──────── Stored data

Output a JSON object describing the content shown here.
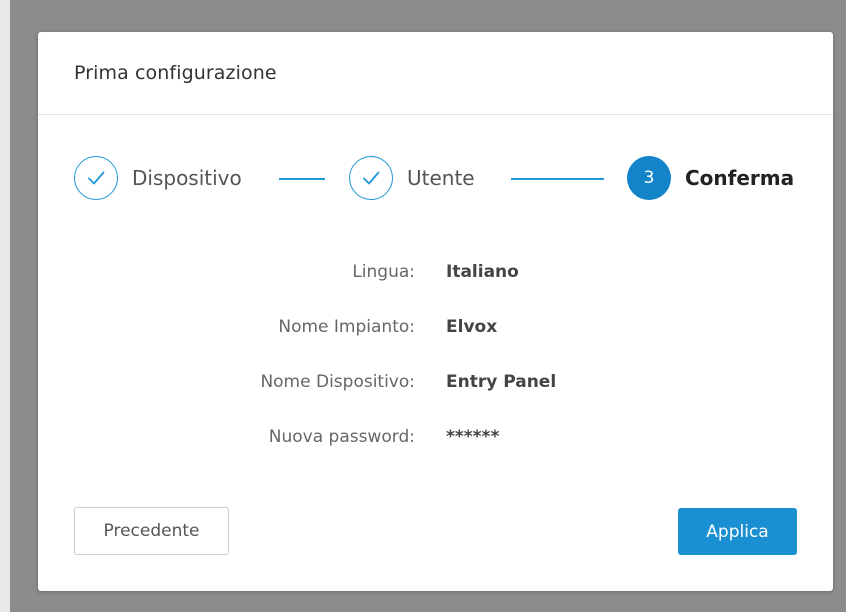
{
  "dialog": {
    "title": "Prima configurazione"
  },
  "stepper": {
    "steps": [
      {
        "label": "Dispositivo",
        "state": "done"
      },
      {
        "label": "Utente",
        "state": "done"
      },
      {
        "label": "Conferma",
        "state": "active",
        "number": "3"
      }
    ]
  },
  "summary": {
    "rows": [
      {
        "key": "Lingua:",
        "value": "Italiano"
      },
      {
        "key": "Nome Impianto:",
        "value": "Elvox"
      },
      {
        "key": "Nome Dispositivo:",
        "value": "Entry Panel"
      },
      {
        "key": "Nuova password:",
        "value": "******"
      }
    ]
  },
  "buttons": {
    "previous_label": "Precedente",
    "apply_label": "Applica"
  },
  "colors": {
    "accent": "#1e98d7",
    "primary_button": "#1a8fd1",
    "active_step": "#1484c8",
    "backdrop": "#8c8c8c"
  }
}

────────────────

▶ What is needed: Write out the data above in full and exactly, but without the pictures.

▶ Task response:
Output a JSON object describing the content shown here.
{
  "dialog": {
    "title": "Prima configurazione"
  },
  "stepper": {
    "steps": [
      {
        "label": "Dispositivo",
        "state": "done"
      },
      {
        "label": "Utente",
        "state": "done"
      },
      {
        "label": "Conferma",
        "state": "active",
        "number": "3"
      }
    ]
  },
  "summary": {
    "rows": [
      {
        "key": "Lingua:",
        "value": "Italiano"
      },
      {
        "key": "Nome Impianto:",
        "value": "Elvox"
      },
      {
        "key": "Nome Dispositivo:",
        "value": "Entry Panel"
      },
      {
        "key": "Nuova password:",
        "value": "******"
      }
    ]
  },
  "buttons": {
    "previous_label": "Precedente",
    "apply_label": "Applica"
  },
  "colors": {
    "accent": "#1e98d7",
    "primary_button": "#1a8fd1",
    "active_step": "#1484c8",
    "backdrop": "#8c8c8c"
  }
}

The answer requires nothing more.